*Problem requirements*. The listing that follows should be duplicated character for character.

*Data excerpts*.
───

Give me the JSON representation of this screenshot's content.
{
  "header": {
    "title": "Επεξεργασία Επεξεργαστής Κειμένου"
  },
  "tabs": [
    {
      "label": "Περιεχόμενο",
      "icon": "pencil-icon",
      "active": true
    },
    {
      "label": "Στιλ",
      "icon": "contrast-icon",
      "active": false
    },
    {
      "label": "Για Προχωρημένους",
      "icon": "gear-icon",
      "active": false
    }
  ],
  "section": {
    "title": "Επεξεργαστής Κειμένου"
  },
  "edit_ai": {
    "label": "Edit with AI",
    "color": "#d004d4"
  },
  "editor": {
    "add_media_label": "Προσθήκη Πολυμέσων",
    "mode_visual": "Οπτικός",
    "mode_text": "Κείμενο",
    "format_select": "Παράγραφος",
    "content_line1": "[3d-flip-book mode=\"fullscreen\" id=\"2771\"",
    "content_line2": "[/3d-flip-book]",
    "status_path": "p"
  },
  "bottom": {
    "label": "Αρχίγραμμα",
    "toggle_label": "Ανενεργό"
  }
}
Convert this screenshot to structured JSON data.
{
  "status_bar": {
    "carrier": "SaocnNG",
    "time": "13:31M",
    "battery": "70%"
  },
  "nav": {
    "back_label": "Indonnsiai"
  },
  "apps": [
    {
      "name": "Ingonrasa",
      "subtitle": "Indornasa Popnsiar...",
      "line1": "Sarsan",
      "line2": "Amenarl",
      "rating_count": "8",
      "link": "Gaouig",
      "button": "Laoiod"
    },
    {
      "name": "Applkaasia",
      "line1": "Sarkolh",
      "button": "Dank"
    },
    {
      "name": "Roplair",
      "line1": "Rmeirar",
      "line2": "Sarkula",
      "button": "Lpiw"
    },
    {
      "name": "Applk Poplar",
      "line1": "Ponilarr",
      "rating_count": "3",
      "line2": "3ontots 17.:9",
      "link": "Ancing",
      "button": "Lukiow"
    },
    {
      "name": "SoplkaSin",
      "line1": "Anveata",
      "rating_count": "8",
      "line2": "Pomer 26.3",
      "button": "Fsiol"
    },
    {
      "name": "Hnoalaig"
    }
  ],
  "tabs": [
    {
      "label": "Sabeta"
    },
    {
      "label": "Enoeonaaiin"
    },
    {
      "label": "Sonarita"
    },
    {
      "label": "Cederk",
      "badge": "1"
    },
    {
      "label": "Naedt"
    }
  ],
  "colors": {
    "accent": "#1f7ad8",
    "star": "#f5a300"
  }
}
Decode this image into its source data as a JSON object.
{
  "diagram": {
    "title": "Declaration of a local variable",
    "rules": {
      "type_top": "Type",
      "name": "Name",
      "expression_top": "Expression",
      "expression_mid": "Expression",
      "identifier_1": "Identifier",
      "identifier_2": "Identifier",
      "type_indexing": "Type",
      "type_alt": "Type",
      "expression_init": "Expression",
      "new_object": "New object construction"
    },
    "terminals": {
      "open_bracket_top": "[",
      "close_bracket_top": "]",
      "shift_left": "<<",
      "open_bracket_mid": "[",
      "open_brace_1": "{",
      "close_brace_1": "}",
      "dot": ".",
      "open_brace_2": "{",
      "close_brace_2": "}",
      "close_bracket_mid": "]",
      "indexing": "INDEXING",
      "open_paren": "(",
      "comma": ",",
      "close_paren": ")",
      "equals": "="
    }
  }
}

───

*Written response*.
Give me the JSON representation of this screenshot's content.
{
  "header": {
    "title": "Επεξεργασία Επεξεργαστής Κειμένου"
  },
  "tabs": [
    {
      "label": "Περιεχόμενο",
      "icon": "pencil-icon",
      "active": true
    },
    {
      "label": "Στιλ",
      "icon": "contrast-icon",
      "active": false
    },
    {
      "label": "Για Προχωρημένους",
      "icon": "gear-icon",
      "active": false
    }
  ],
  "section": {
    "title": "Επεξεργαστής Κειμένου"
  },
  "edit_ai": {
    "label": "Edit with AI",
    "color": "#d004d4"
  },
  "editor": {
    "add_media_label": "Προσθήκη Πολυμέσων",
    "mode_visual": "Οπτικός",
    "mode_text": "Κείμενο",
    "format_select": "Παράγραφος",
    "content_line1": "[3d-flip-book mode=\"fullscreen\" id=\"2771\"",
    "content_line2": "[/3d-flip-book]",
    "status_path": "p"
  },
  "bottom": {
    "label": "Αρχίγραμμα",
    "toggle_label": "Ανενεργό"
  }
}
Convert this screenshot to structured JSON data.
{
  "status_bar": {
    "carrier": "SaocnNG",
    "time": "13:31M",
    "battery": "70%"
  },
  "nav": {
    "back_label": "Indonnsiai"
  },
  "apps": [
    {
      "name": "Ingonrasa",
      "subtitle": "Indornasa Popnsiar...",
      "line1": "Sarsan",
      "line2": "Amenarl",
      "rating_count": "8",
      "link": "Gaouig",
      "button": "Laoiod"
    },
    {
      "name": "Applkaasia",
      "line1": "Sarkolh",
      "button": "Dank"
    },
    {
      "name": "Roplair",
      "line1": "Rmeirar",
      "line2": "Sarkula",
      "button": "Lpiw"
    },
    {
      "name": "Applk Poplar",
      "line1": "Ponilarr",
      "rating_count": "3",
      "line2": "3ontots 17.:9",
      "link": "Ancing",
      "button": "Lukiow"
    },
    {
      "name": "SoplkaSin",
      "line1": "Anveata",
      "rating_count": "8",
      "line2": "Pomer 26.3",
      "button": "Fsiol"
    },
    {
      "name": "Hnoalaig"
    }
  ],
  "tabs": [
    {
      "label": "Sabeta"
    },
    {
      "label": "Enoeonaaiin"
    },
    {
      "label": "Sonarita"
    },
    {
      "label": "Cederk",
      "badge": "1"
    },
    {
      "label": "Naedt"
    }
  ],
  "colors": {
    "accent": "#1f7ad8",
    "star": "#f5a300"
  }
}
Decode this image into its source data as a JSON object.
{
  "diagram": {
    "title": "Declaration of a local variable",
    "rules": {
      "type_top": "Type",
      "name": "Name",
      "expression_top": "Expression",
      "expression_mid": "Expression",
      "identifier_1": "Identifier",
      "identifier_2": "Identifier",
      "type_indexing": "Type",
      "type_alt": "Type",
      "expression_init": "Expression",
      "new_object": "New object construction"
    },
    "terminals": {
      "open_bracket_top": "[",
      "close_bracket_top": "]",
      "shift_left": "<<",
      "open_bracket_mid": "[",
      "open_brace_1": "{",
      "close_brace_1": "}",
      "dot": ".",
      "open_brace_2": "{",
      "close_brace_2": "}",
      "close_bracket_mid": "]",
      "indexing": "INDEXING",
      "open_paren": "(",
      "comma": ",",
      "close_paren": ")",
      "equals": "="
    }
  }
}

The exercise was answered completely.